- We are here to help you be the best you can be.
Leveraging the idea that almost all practicing professional hold themselves to high levels of performance standards as well as the desire to improve can provide a powerful connection between the faculty and participants of a healthcare simulation program. I put forth this idea along with carefully tying in a review of the prior four elements. Further, I point out to them the opportunity to perfect the routine exists in our learning programs. I then pivot to highlight that some aspects of the program exist to practice and learn from situations that they may encounter infrequently that may have high stakes for the patient.
So, in summary, I believe the relationship between faculty members and participants of simulation-based education programs is multi-factorial and demands attention. Depending on the learners and the topics of the program, the elements that serve as the underpinning of the relationship may range from few to many, and moderate to significant in complexity.
In my simulation work providing clinical education that involves practicing physicians as participants, I pay close attention to the five elements described above throughout the design as well as the conducting of the learning encounters.

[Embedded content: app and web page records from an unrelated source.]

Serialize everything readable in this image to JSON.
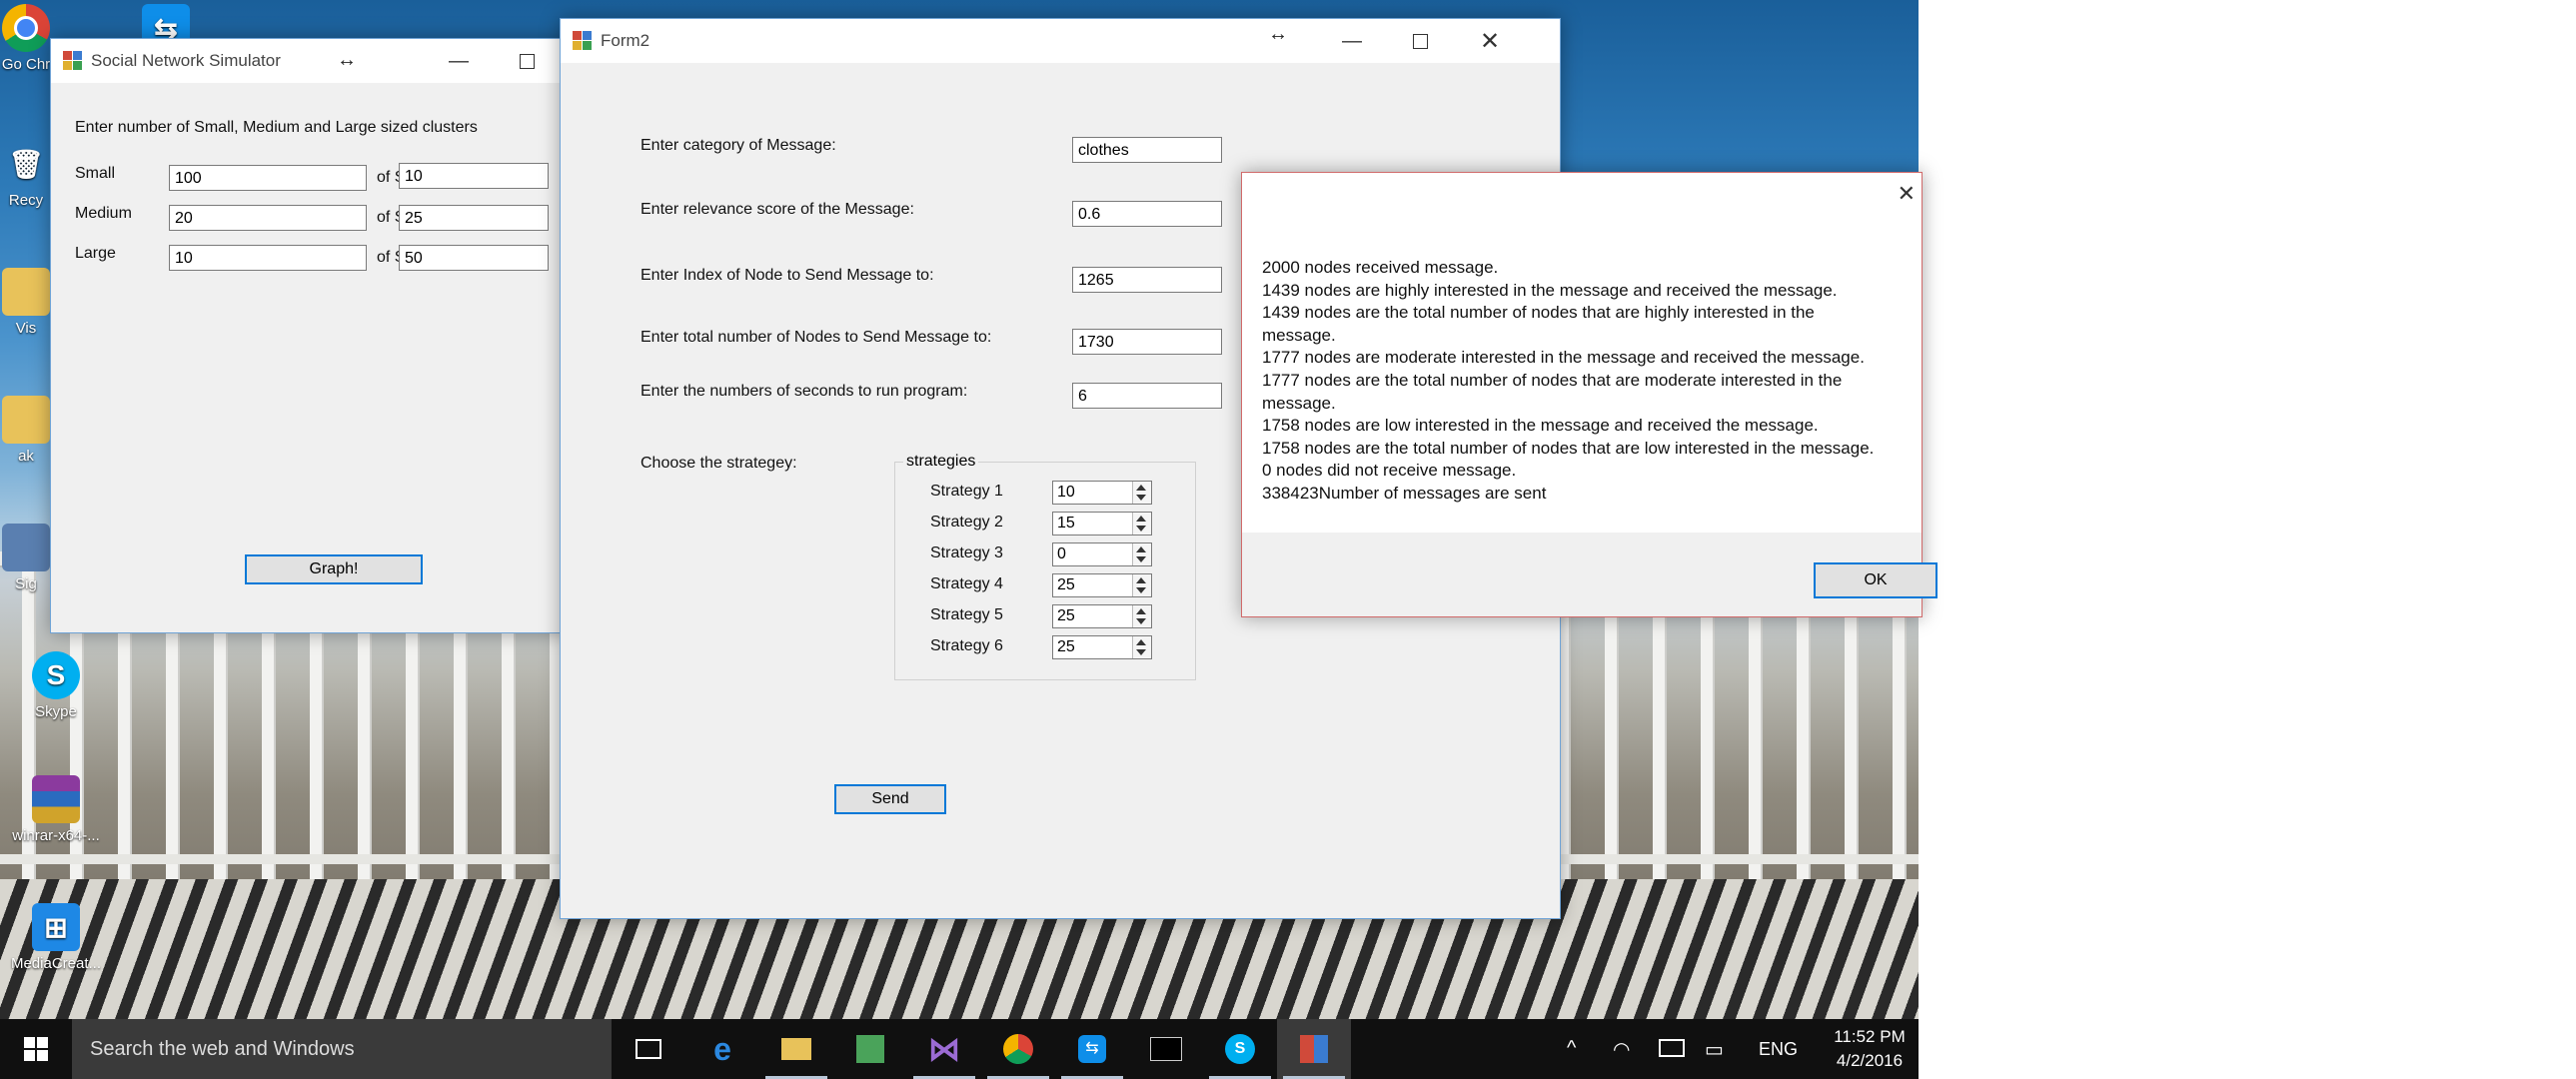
{
  "desktop_icons": [
    {
      "id": "chrome",
      "label": "Go Chr"
    },
    {
      "id": "recycle",
      "label": "Recy"
    },
    {
      "id": "vis",
      "label": "Vis"
    },
    {
      "id": "ak",
      "label": "ak"
    },
    {
      "id": "sig",
      "label": "Sig"
    },
    {
      "id": "skype",
      "label": "Skype"
    },
    {
      "id": "winrar",
      "label": "winrar-x64-..."
    },
    {
      "id": "mediacreation",
      "label": "MediaCreat..."
    }
  ],
  "sns_window": {
    "title": "Social Network Simulator",
    "instruction": "Enter number of Small, Medium and Large sized clusters",
    "rows": [
      {
        "label": "Small",
        "count": "100",
        "size_label": "of Size",
        "size": "10"
      },
      {
        "label": "Medium",
        "count": "20",
        "size_label": "of Size",
        "size": "25"
      },
      {
        "label": "Large",
        "count": "10",
        "size_label": "of Size",
        "size": "50"
      }
    ],
    "graph_button": "Graph!"
  },
  "form2": {
    "title": "Form2",
    "fields": [
      {
        "label": "Enter category of Message:",
        "value": "clothes"
      },
      {
        "label": "Enter relevance score of the Message:",
        "value": "0.6"
      },
      {
        "label": "Enter Index of Node to Send Message to:",
        "value": "1265"
      },
      {
        "label": "Enter total number of Nodes to Send Message to:",
        "value": "1730"
      },
      {
        "label": "Enter the numbers of seconds to run program:",
        "value": "6"
      }
    ],
    "strategy_label": "Choose the strategey:",
    "strategies_group": "strategies",
    "strategies": [
      {
        "label": "Strategy 1",
        "value": "10"
      },
      {
        "label": "Strategy 2",
        "value": "15"
      },
      {
        "label": "Strategy 3",
        "value": "0"
      },
      {
        "label": "Strategy 4",
        "value": "25"
      },
      {
        "label": "Strategy 5",
        "value": "25"
      },
      {
        "label": "Strategy 6",
        "value": "25"
      }
    ],
    "send_button": "Send"
  },
  "message_box": {
    "lines": [
      "2000 nodes received message.",
      "1439 nodes are highly interested in the message and received the message.",
      "1439 nodes are the total number of nodes that are highly interested in the",
      "message.",
      "1777 nodes are moderate interested in the message and received the message.",
      "1777 nodes are the total number of nodes that are moderate interested in the",
      "message.",
      "1758 nodes are low interested in the message and received the message.",
      "1758 nodes are the total number of nodes that are low interested in the message.",
      "0 nodes did not receive message.",
      "338423Number of messages are sent"
    ],
    "ok_button": "OK"
  },
  "taskbar": {
    "search_placeholder": "Search the web and Windows",
    "language": "ENG",
    "time": "11:52 PM",
    "date": "4/2/2016"
  },
  "colors": {
    "accent": "#0078d7",
    "taskbar": "#101010",
    "window_bg": "#f0f0f0"
  }
}
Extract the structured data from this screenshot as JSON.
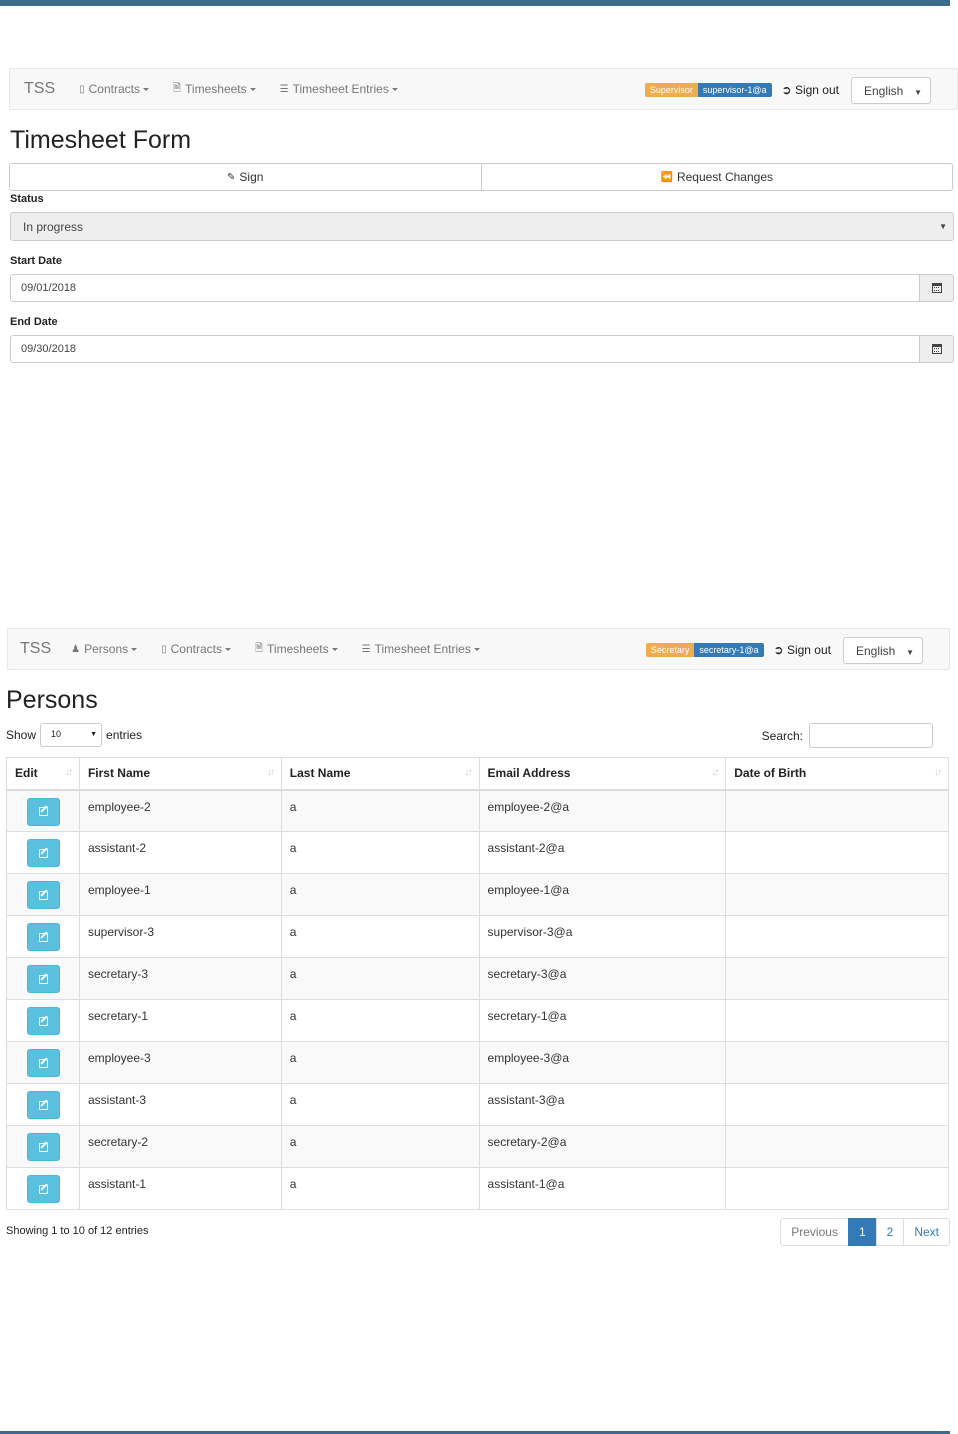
{
  "top": {
    "navbar": {
      "brand": "TSS",
      "items": [
        {
          "label": "Contracts",
          "icon": "book-icon"
        },
        {
          "label": "Timesheets",
          "icon": "document-icon"
        },
        {
          "label": "Timesheet Entries",
          "icon": "list-icon"
        }
      ],
      "role": "Supervisor",
      "user": "supervisor-1@a",
      "signout": "Sign out",
      "language": "English"
    },
    "title": "Timesheet Form",
    "buttons": {
      "sign": "Sign",
      "request_changes": "Request Changes"
    },
    "status": {
      "label": "Status",
      "value": "In progress"
    },
    "start_date": {
      "label": "Start Date",
      "value": "09/01/2018"
    },
    "end_date": {
      "label": "End Date",
      "value": "09/30/2018"
    }
  },
  "bottom": {
    "navbar": {
      "brand": "TSS",
      "items": [
        {
          "label": "Persons",
          "icon": "user-icon"
        },
        {
          "label": "Contracts",
          "icon": "book-icon"
        },
        {
          "label": "Timesheets",
          "icon": "document-icon"
        },
        {
          "label": "Timesheet Entries",
          "icon": "list-icon"
        }
      ],
      "role": "Secretary",
      "user": "secretary-1@a",
      "signout": "Sign out",
      "language": "English"
    },
    "title": "Persons",
    "show_label": "Show",
    "page_length": "10",
    "entries_label": "entries",
    "search_label": "Search:",
    "columns": [
      "Edit",
      "First Name",
      "Last Name",
      "Email Address",
      "Date of Birth"
    ],
    "rows": [
      {
        "first": "employee-2",
        "last": "a",
        "email": "employee-2@a",
        "dob": ""
      },
      {
        "first": "assistant-2",
        "last": "a",
        "email": "assistant-2@a",
        "dob": ""
      },
      {
        "first": "employee-1",
        "last": "a",
        "email": "employee-1@a",
        "dob": ""
      },
      {
        "first": "supervisor-3",
        "last": "a",
        "email": "supervisor-3@a",
        "dob": ""
      },
      {
        "first": "secretary-3",
        "last": "a",
        "email": "secretary-3@a",
        "dob": ""
      },
      {
        "first": "secretary-1",
        "last": "a",
        "email": "secretary-1@a",
        "dob": ""
      },
      {
        "first": "employee-3",
        "last": "a",
        "email": "employee-3@a",
        "dob": ""
      },
      {
        "first": "assistant-3",
        "last": "a",
        "email": "assistant-3@a",
        "dob": ""
      },
      {
        "first": "secretary-2",
        "last": "a",
        "email": "secretary-2@a",
        "dob": ""
      },
      {
        "first": "assistant-1",
        "last": "a",
        "email": "assistant-1@a",
        "dob": ""
      }
    ],
    "info": "Showing 1 to 10 of 12 entries",
    "pagination": {
      "previous": "Previous",
      "pages": [
        "1",
        "2"
      ],
      "active": "1",
      "next": "Next"
    }
  }
}
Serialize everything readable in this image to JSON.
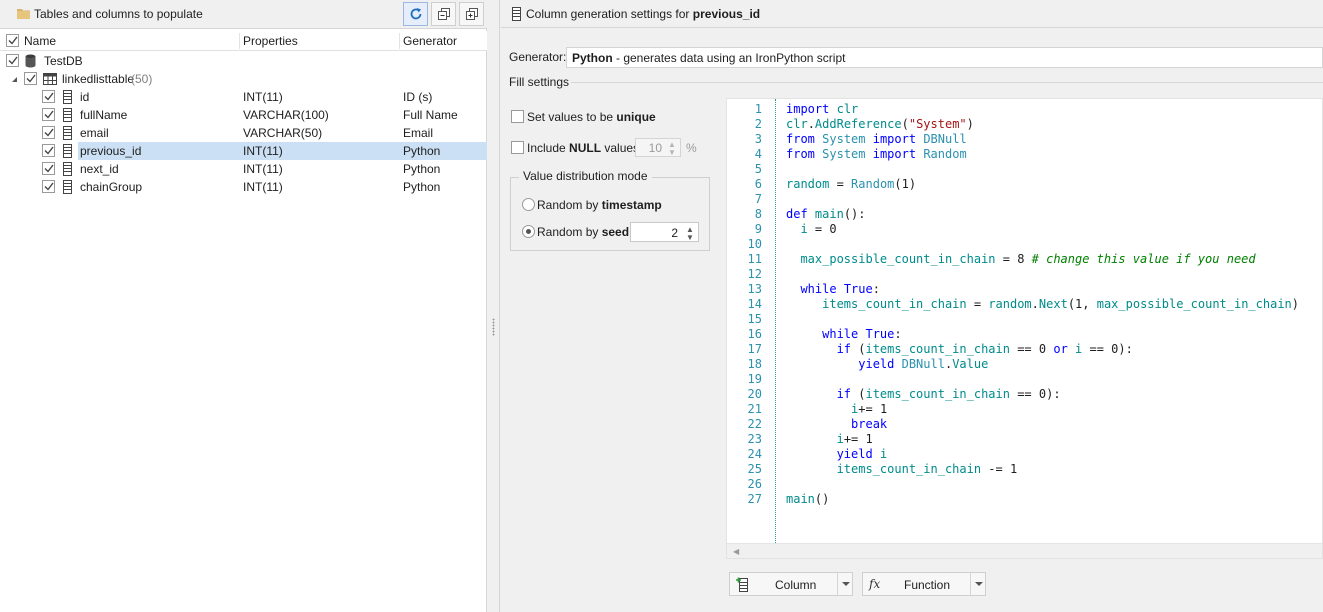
{
  "left_panel": {
    "title": "Tables and columns to populate",
    "columns": {
      "name": "Name",
      "properties": "Properties",
      "generator": "Generator"
    },
    "database": {
      "name": "TestDB"
    },
    "table": {
      "name": "linkedlisttable",
      "count": "(50)"
    },
    "rows": [
      {
        "name": "id",
        "properties": "INT(11)",
        "generator": "ID (s)",
        "selected": false
      },
      {
        "name": "fullName",
        "properties": "VARCHAR(100)",
        "generator": "Full Name",
        "selected": false
      },
      {
        "name": "email",
        "properties": "VARCHAR(50)",
        "generator": "Email",
        "selected": false
      },
      {
        "name": "previous_id",
        "properties": "INT(11)",
        "generator": "Python",
        "selected": true
      },
      {
        "name": "next_id",
        "properties": "INT(11)",
        "generator": "Python",
        "selected": false
      },
      {
        "name": "chainGroup",
        "properties": "INT(11)",
        "generator": "Python",
        "selected": false
      }
    ],
    "toolbar_icons": [
      "refresh-icon",
      "collapse-all-icon",
      "expand-all-icon"
    ]
  },
  "right_panel": {
    "title_prefix": "Column generation settings for ",
    "title_column": "previous_id",
    "generator_label": "Generator:",
    "generator_name": "Python",
    "generator_desc": " - generates data using an IronPython script",
    "fill_settings_label": "Fill settings",
    "unique_prefix": "Set values to be ",
    "unique_bold": "unique",
    "null_prefix": "Include ",
    "null_bold": "NULL",
    "null_suffix": " values",
    "null_percent": "10",
    "percent_sign": "%",
    "distribution_title": "Value distribution mode",
    "random_timestamp_prefix": "Random by ",
    "random_timestamp_bold": "timestamp",
    "random_seed_prefix": "Random by ",
    "random_seed_bold": "seed",
    "seed_value": "2",
    "selected_distribution": "seed"
  },
  "editor": {
    "lines": [
      "import clr",
      "clr.AddReference(\"System\")",
      "from System import DBNull",
      "from System import Random",
      "",
      "random = Random(1)",
      "",
      "def main():",
      "  i = 0",
      "",
      "  max_possible_count_in_chain = 8 # change this value if you need",
      "",
      "  while True:",
      "     items_count_in_chain = random.Next(1, max_possible_count_in_chain)",
      "",
      "     while True:",
      "       if (items_count_in_chain == 0 or i == 0):",
      "          yield DBNull.Value",
      "",
      "       if (items_count_in_chain == 0):",
      "         i+= 1",
      "         break",
      "       i+= 1",
      "       yield i",
      "       items_count_in_chain -= 1",
      "",
      "main()"
    ]
  },
  "bottom_buttons": {
    "column_label": "Column",
    "function_label": "Function",
    "function_icon_text": "fx"
  },
  "colors": {
    "selection": "#cce0f5",
    "keyword": "#0000ff",
    "type": "#2b91af",
    "string": "#a31515",
    "comment": "#008000",
    "identifier": "#008b8b"
  }
}
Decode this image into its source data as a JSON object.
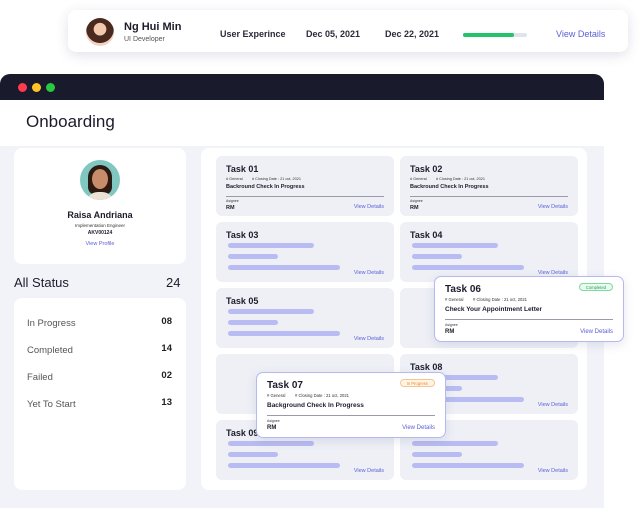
{
  "top_row": {
    "name": "Ng Hui Min",
    "role": "UI Developer",
    "project": "User Experince",
    "start_date": "Dec 05, 2021",
    "end_date": "Dec 22, 2021",
    "progress": 0.8,
    "link": "View Details"
  },
  "window": {
    "title": "Onboarding"
  },
  "profile": {
    "name": "Raisa Andriana",
    "title": "Implementation Engineer",
    "id": "AKV00124",
    "link": "View Profile"
  },
  "all_status": {
    "label": "All Status",
    "count": "24"
  },
  "statuses": [
    {
      "label": "In Progress",
      "value": "08"
    },
    {
      "label": "Completed",
      "value": "14"
    },
    {
      "label": "Failed",
      "value": "02"
    },
    {
      "label": "Yet To Start",
      "value": "13"
    }
  ],
  "tasks": {
    "t01": {
      "title": "Task 01",
      "tag": "# General",
      "closing": "# Closing Date : 21 oct, 2021",
      "desc": "Backround Check In Progress",
      "assignee_label": "Asignee",
      "assignee": "RM",
      "link": "View Details"
    },
    "t02": {
      "title": "Task 02",
      "tag": "# General",
      "closing": "# Closing Date : 21 oct, 2021",
      "desc": "Backround Check In Progress",
      "assignee_label": "Asignee",
      "assignee": "RM",
      "link": "View Details"
    },
    "t03": {
      "title": "Task 03",
      "link": "View Details"
    },
    "t04": {
      "title": "Task 04",
      "link": "View Details"
    },
    "t05": {
      "title": "Task 05",
      "link": "View Details"
    },
    "t08": {
      "title": "Task 08",
      "link": "View Details"
    },
    "t09": {
      "title": "Task 09",
      "link": "View Details"
    },
    "t10": {
      "link": "View Details"
    },
    "t06": {
      "title": "Task 06",
      "badge": "Completed",
      "tag": "# General",
      "closing": "# Closing Date : 21 oct, 2021",
      "desc": "Check Your Appointment Letter",
      "assignee_label": "Asignee",
      "assignee": "RM",
      "link": "View Details"
    },
    "t07": {
      "title": "Task 07",
      "badge": "In Progress",
      "tag": "# General",
      "closing": "# Closing Date : 21 oct, 2021",
      "desc": "Background Check In Progress",
      "assignee_label": "Asignee",
      "assignee": "RM",
      "link": "View Details"
    }
  },
  "colors": {
    "accent": "#5b5fd6",
    "progress_green": "#21c36b",
    "titlebar": "#191a2c",
    "dot_red": "#ff3b4e",
    "dot_yellow": "#ffc527",
    "dot_green": "#28c940"
  }
}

I invite you to reflect upon your approach to the development and maintenance of the relationship between your faculty and participants of your simulation efforts.